Quote from: Summa Theologica, Second Part of the Second Part, Question 116
Article 1. Whether quarreling is opposed to the virtue of friendship or affability?

On the contrary, The Philosopher opposes quarreling to friendship (Ethic. iv, 6).

I answer that, Quarreling consists properly in words, when, namely, one person contradicts another's words. Now two things may be observed in this contradiction. For sometimes contradiction arises on account of the person who speaks, the contradictor refusing to consent with him from lack of that love which unites minds together, and this seems to pertain to discord, which is contrary to charity. Whereas at times contradiction arises by reason of the speaker being a person to whom someone does not fear to be disagreeable: whence arises quarreling, which is opposed to the aforesaid friendship or affability, to which it belongs to behave agreeably towards those among whom we dwell. Hence the Philosopher says (Ethic. iv, 6) that "those who are opposed to everything with the intent of being disagreeable, and care for nobody, are said to be peevish and quarrelsome."

Article 2. Whether quarreling is a more grievous sin than flattery?

On the contrary, The more a sin is inconsistent with the spiritual state, the more it appears to be grievous.
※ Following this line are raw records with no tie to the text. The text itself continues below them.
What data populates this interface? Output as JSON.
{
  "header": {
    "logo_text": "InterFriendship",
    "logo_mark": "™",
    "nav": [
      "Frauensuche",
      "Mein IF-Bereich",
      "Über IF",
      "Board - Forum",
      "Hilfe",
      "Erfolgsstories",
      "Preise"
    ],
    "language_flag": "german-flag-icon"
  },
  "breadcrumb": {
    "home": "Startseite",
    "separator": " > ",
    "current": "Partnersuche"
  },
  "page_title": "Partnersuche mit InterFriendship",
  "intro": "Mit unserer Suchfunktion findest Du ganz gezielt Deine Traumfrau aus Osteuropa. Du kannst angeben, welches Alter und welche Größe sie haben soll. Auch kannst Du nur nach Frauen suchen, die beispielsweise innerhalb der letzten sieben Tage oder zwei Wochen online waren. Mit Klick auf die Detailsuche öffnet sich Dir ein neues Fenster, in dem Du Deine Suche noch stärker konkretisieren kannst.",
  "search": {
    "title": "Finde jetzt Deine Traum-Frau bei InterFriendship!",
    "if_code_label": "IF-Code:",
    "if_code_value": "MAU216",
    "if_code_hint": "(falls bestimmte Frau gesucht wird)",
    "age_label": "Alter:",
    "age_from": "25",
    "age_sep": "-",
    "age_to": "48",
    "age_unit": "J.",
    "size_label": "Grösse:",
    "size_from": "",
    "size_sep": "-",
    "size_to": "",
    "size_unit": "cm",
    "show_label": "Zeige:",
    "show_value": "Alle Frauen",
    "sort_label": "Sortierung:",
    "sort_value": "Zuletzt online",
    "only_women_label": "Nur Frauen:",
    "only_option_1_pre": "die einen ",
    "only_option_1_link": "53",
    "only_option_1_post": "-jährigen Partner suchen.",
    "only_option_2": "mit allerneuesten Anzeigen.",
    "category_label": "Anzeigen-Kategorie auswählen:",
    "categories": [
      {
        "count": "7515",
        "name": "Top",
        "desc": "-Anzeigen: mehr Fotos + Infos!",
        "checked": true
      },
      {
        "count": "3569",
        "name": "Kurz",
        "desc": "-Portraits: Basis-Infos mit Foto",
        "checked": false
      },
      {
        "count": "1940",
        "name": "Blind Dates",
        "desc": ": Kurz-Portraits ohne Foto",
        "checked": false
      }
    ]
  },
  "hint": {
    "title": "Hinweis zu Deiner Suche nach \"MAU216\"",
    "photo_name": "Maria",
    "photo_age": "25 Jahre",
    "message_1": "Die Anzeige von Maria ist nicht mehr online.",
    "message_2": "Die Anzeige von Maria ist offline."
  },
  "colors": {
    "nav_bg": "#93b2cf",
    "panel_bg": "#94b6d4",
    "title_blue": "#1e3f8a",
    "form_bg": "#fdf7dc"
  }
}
Now quarreling seems to be more inconsistent with the spiritual state: for it is written (1 Timothy 3:2-3) that it "behooveth a bishop to be . . . not quarrelsome"; and (2 Timothy 3:24): "The servant of the Lord must not wrangle." Therefore quarreling seems to be a more grievous sin than flattery.

I answer that, We can speak of each of these sins in two ways. On one way we may consider the species of either sin, and thus the more a vice is at variance with the opposite virtue the more grievous it is. Now the virtue of friendship has a greater tendency to please than to displease: and so the quarrelsome man, who exceeds in giving displeasure sins more grievously than the adulator or flatterer, who exceeds in giving pleasure. On another way we may consider them as regards certain external motives, and thus flattery sometimes more grievous, for instance when one intends by deception to acquire undue honor or gain: while sometimes quarreling is more grievous; for instance, when one intends either to deny the truth, or to hold up the speaker to contempt.